Dr AW Tozer was born in 1897 and brought up in rural Pennsylvania. He became a Christian at 18, and later served as pastor of the Southside Alliance Church in Chicago. A regular conference speaker of his time, his writings have been published in many books and pamphlets. He is perhaps best known for his emphasis on worship, and for describing worship as “the missing jewel of the evangelical church.”
This is the first of what I hope will be a short series of blogs offering a helpful look at a few of Tozer’s quotes. Although written mostly 60 to 100 years ago, many of his writings are as relevant today as when he wrote them. Inasmuch as they inspire us to think more highly of our God, I trust they will encourage you in your worship leading.
The Christian conception of God … is so decadent as to be utterly beneath the dignity of the Most High God and actually to constitute for professed believers something amounting to a moral calamity.
With our loss of the sense of majesty has come the further loss of religious awe and consciousness of the divine Presence. We have lost our spirit of worship and our ability to withdraw inwardly to meet God in adoring silence.Dr AW Tozer, The Knowledge of the Holy, Christian Publications Inc, Harrisburg, Pennsylvania
Now I do believe that the last 50 years have seen considerable change in the area of worship, and that in many ways the missing jewel has been rediscovered. If you want a thorough outline of the people and movements that have shaped these changes, I recommend Les Moir’s book Missing Jewel. However, two things in this Tozer quote still challenge us today.
The first is the call to recognise the majesty, the greatness and the glory of our God. Too many modern worship songs have emphasised our friendship with God, the intimacy He offers, our acceptance, our adoption, and our freedom. All these things are true and real, but must be held in tension with the awesome grandeur, the glorious, almost indescribable, majesty of our God and of our Lord Jesus Christ. The bigger our vision of God is, and the greater the depth and breadth of our worship, then the more our lives will reflect and communicate His love to the dead world around us.
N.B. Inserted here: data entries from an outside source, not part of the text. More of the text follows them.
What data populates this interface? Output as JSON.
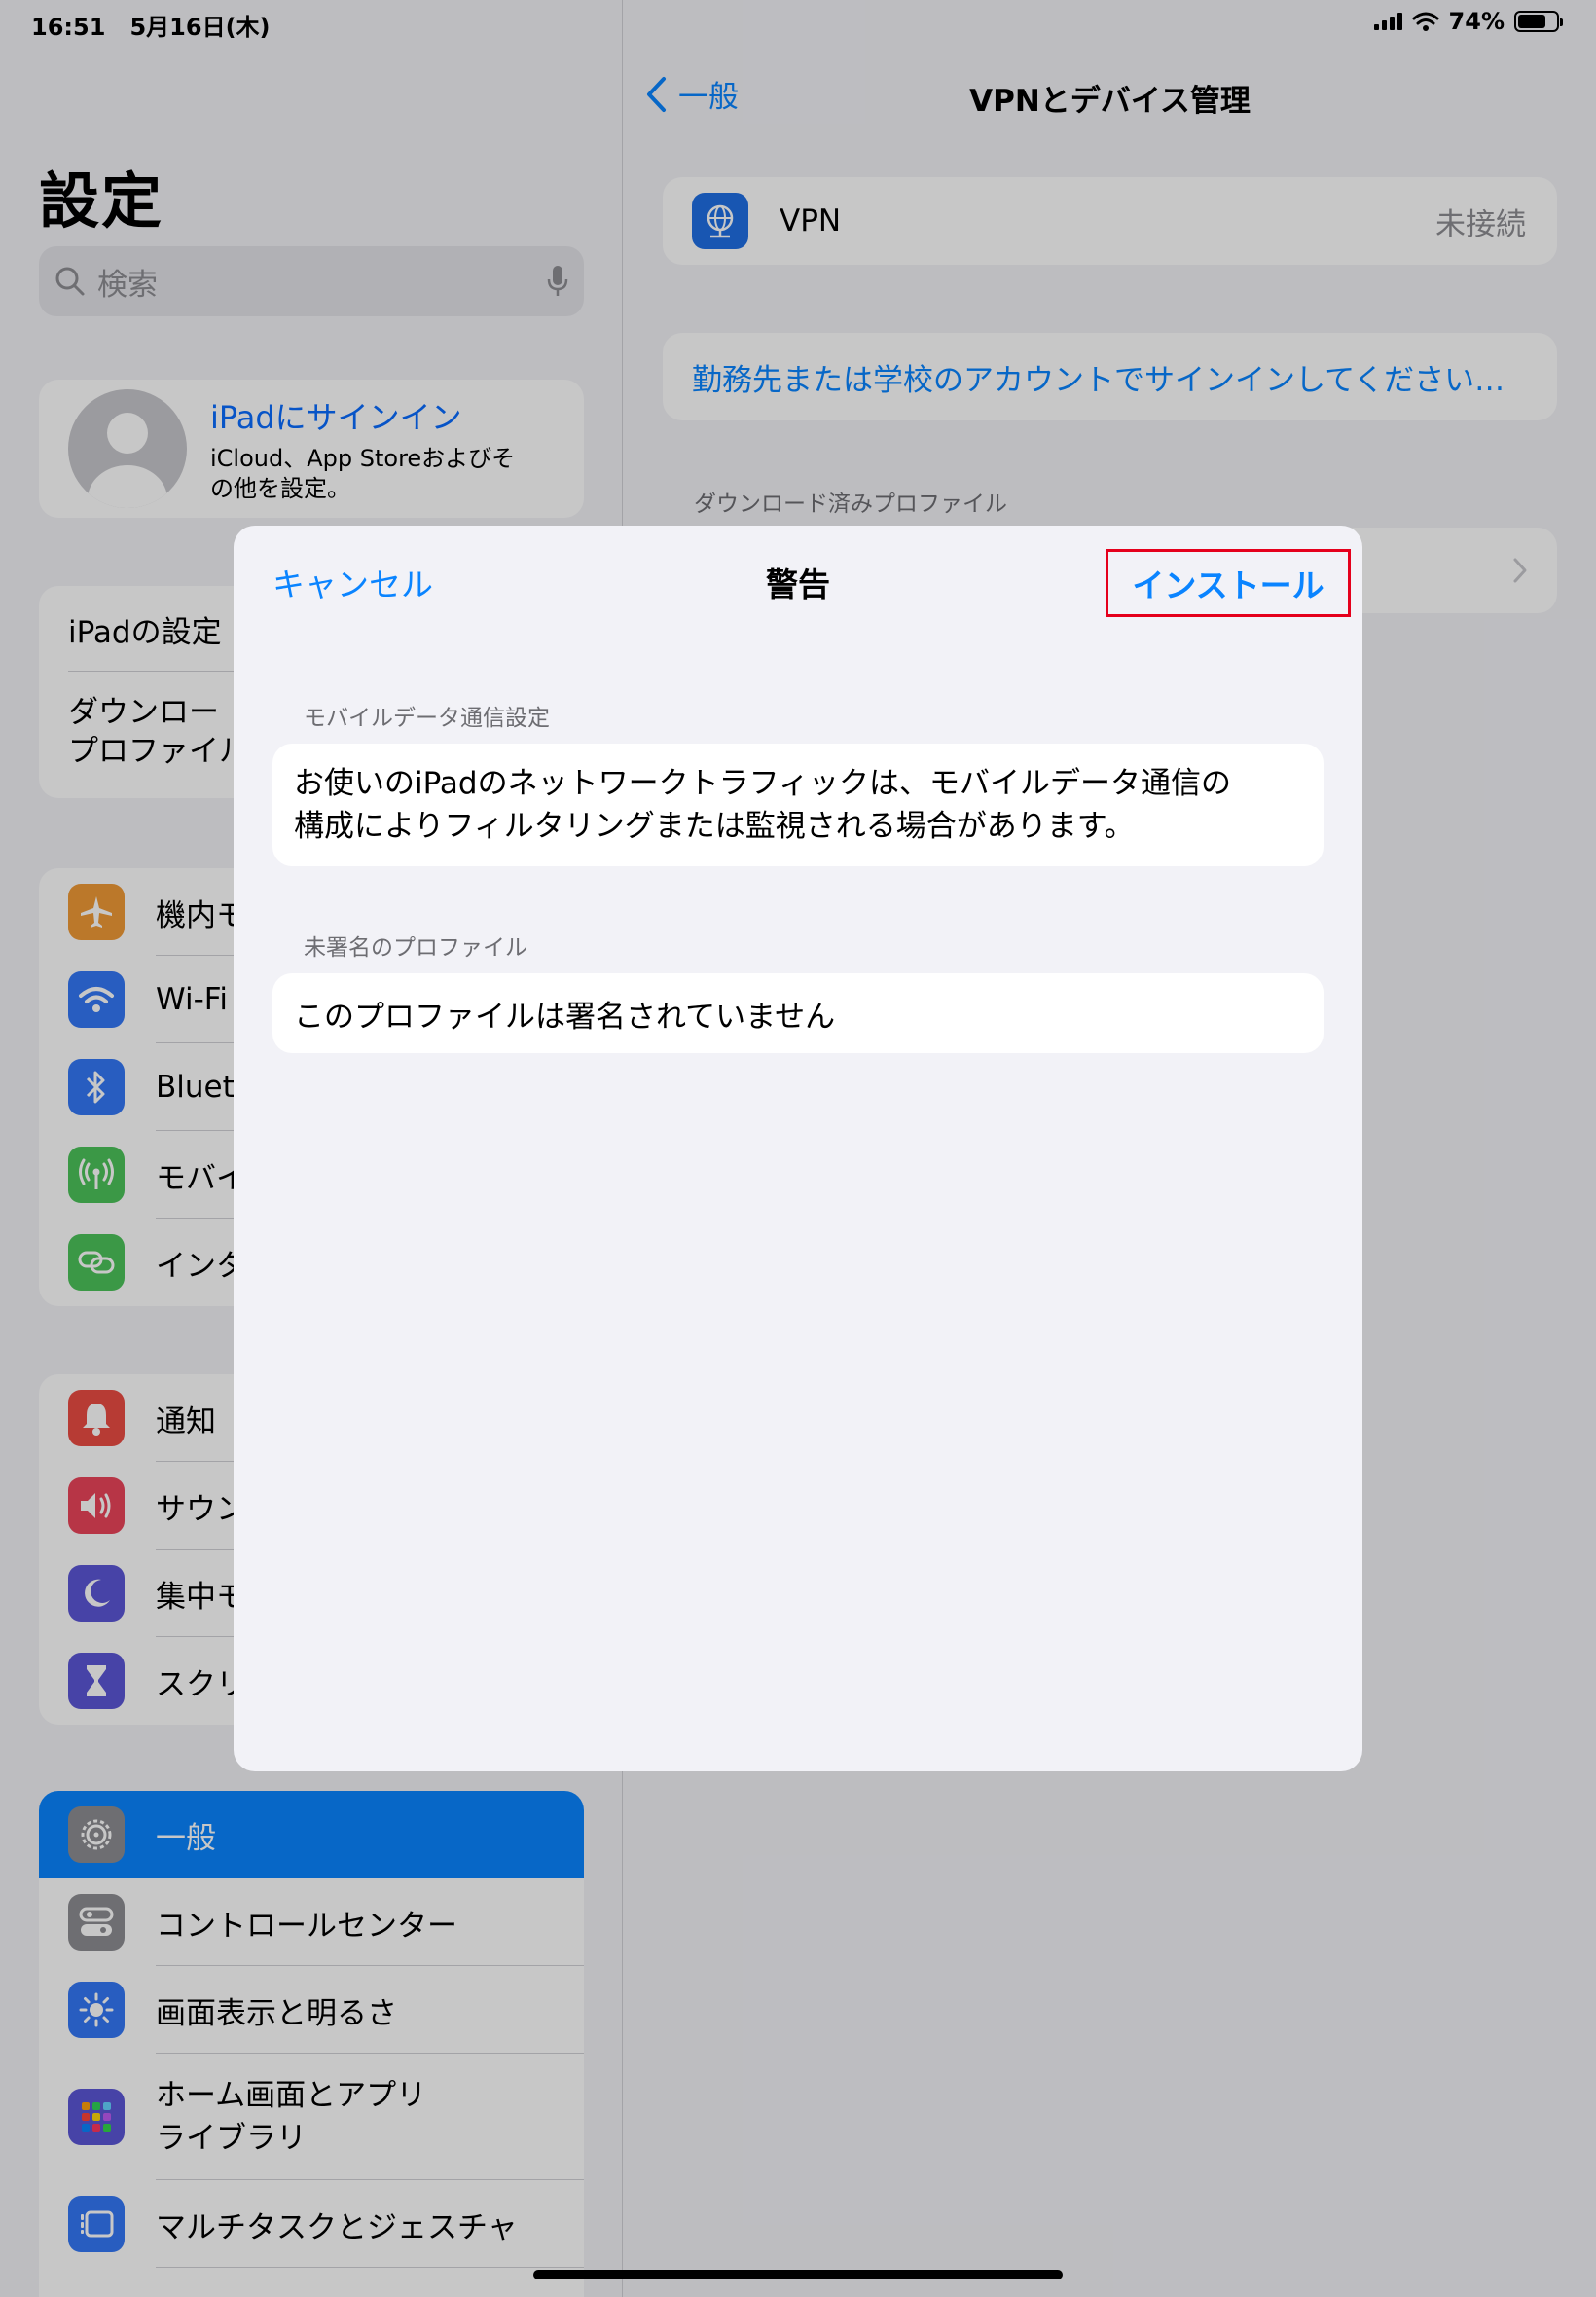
{
  "status_bar": {
    "time": "16:51",
    "date": "5月16日(木)",
    "battery": "74%",
    "battery_level": 0.74
  },
  "sidebar": {
    "title": "設定",
    "search_placeholder": "検索",
    "profile": {
      "name": "iPadにサインイン",
      "subtitle_line1": "iCloud、App Storeおよびそ",
      "subtitle_line2": "の他を設定。"
    },
    "group_ipad": {
      "item1": "iPadの設定",
      "item2_line1": "ダウンロー",
      "item2_line2": "プロファイル"
    },
    "group_connect": [
      "機内モ",
      "Wi-Fi",
      "Blueto",
      "モバイ",
      "インタ"
    ],
    "group_notify": [
      "通知",
      "サウン",
      "集中モ",
      "スクリ"
    ],
    "group_general": [
      "一般",
      "コントロールセンター",
      "画面表示と明るさ",
      "ホーム画面とアプリ",
      "ライブラリ",
      "マルチタスクとジェスチャ"
    ]
  },
  "detail": {
    "back_label": "一般",
    "title": "VPNとデバイス管理",
    "vpn_label": "VPN",
    "vpn_status": "未接続",
    "signin_text": "勤務先または学校のアカウントでサインインしてください…",
    "downloaded_header": "ダウンロード済みプロファイル"
  },
  "modal": {
    "cancel": "キャンセル",
    "title": "警告",
    "install": "インストール",
    "section1_header": "モバイルデータ通信設定",
    "section1_text_line1": "お使いのiPadのネットワークトラフィックは、モバイルデータ通信の",
    "section1_text_line2": "構成によりフィルタリングまたは監視される場合があります。",
    "section2_header": "未署名のプロファイル",
    "section2_text": "このプロファイルは署名されていません"
  },
  "colors": {
    "accent": "#0a84ff",
    "highlight_box": "#e5001c"
  }
}
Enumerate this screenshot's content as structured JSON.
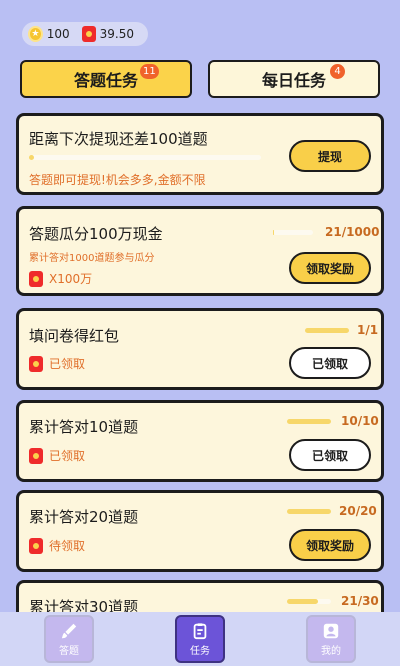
{
  "balance": {
    "coins": "100",
    "cash": "39.50",
    "coin_glyph": "★"
  },
  "tabs": [
    {
      "label": "答题任务",
      "badge": "11"
    },
    {
      "label": "每日任务",
      "badge": "4"
    }
  ],
  "cards": [
    {
      "title": "距离下次提现还差100道题",
      "subtitle": "答题即可提现!机会多多,金额不限",
      "button": "提现",
      "progress": 0.02
    },
    {
      "title": "答题瓜分100万现金",
      "subtitle": "累计答对1000道题参与瓜分",
      "reward": "X100万",
      "progress_text": "21/1000",
      "progress": 0.02,
      "button": "领取奖励"
    },
    {
      "title": "填问卷得红包",
      "reward": "已领取",
      "progress_text": "1/1",
      "progress": 1.0,
      "button": "已领取"
    },
    {
      "title": "累计答对10道题",
      "reward": "已领取",
      "progress_text": "10/10",
      "progress": 1.0,
      "button": "已领取"
    },
    {
      "title": "累计答对20道题",
      "reward": "待领取",
      "progress_text": "20/20",
      "progress": 1.0,
      "button": "领取奖励"
    },
    {
      "title": "累计答对30道题",
      "progress_text": "21/30",
      "progress": 0.7
    }
  ],
  "nav": [
    {
      "label": "答题",
      "icon": "brush-icon"
    },
    {
      "label": "任务",
      "icon": "clipboard-icon"
    },
    {
      "label": "我的",
      "icon": "user-icon"
    }
  ],
  "colors": {
    "background": "#b9bff3",
    "card": "#fdf6dc",
    "accent_yellow": "#f9cf49",
    "orange": "#e06f2a",
    "nav_active": "#6c54d8"
  }
}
The second is what Tozer calls “our ability to withdraw inwardly to meet God in adoring silence”. We have multiple Bible translations at the press of a button, we can access millions of worship songs at any moment, we have a huge choice of inspirational notes and books to help us, in short we have every means of help to worship, study and pray constantly available. But are we able to withdraw to a private place with the Father, as Jesus did? Are we able to put aside all distractions and simply commune with our God? Can we express our love and admiration to Him in our own words, from the heart, in a pure and godly silence?
Honestly speaking, I often struggle with both these things, but I long for a deeper, fuller, higher vision of God. And I yearn for a greater depth of personal worship, helped by the tools and the technology, but ultimately involving just my Lord and myself.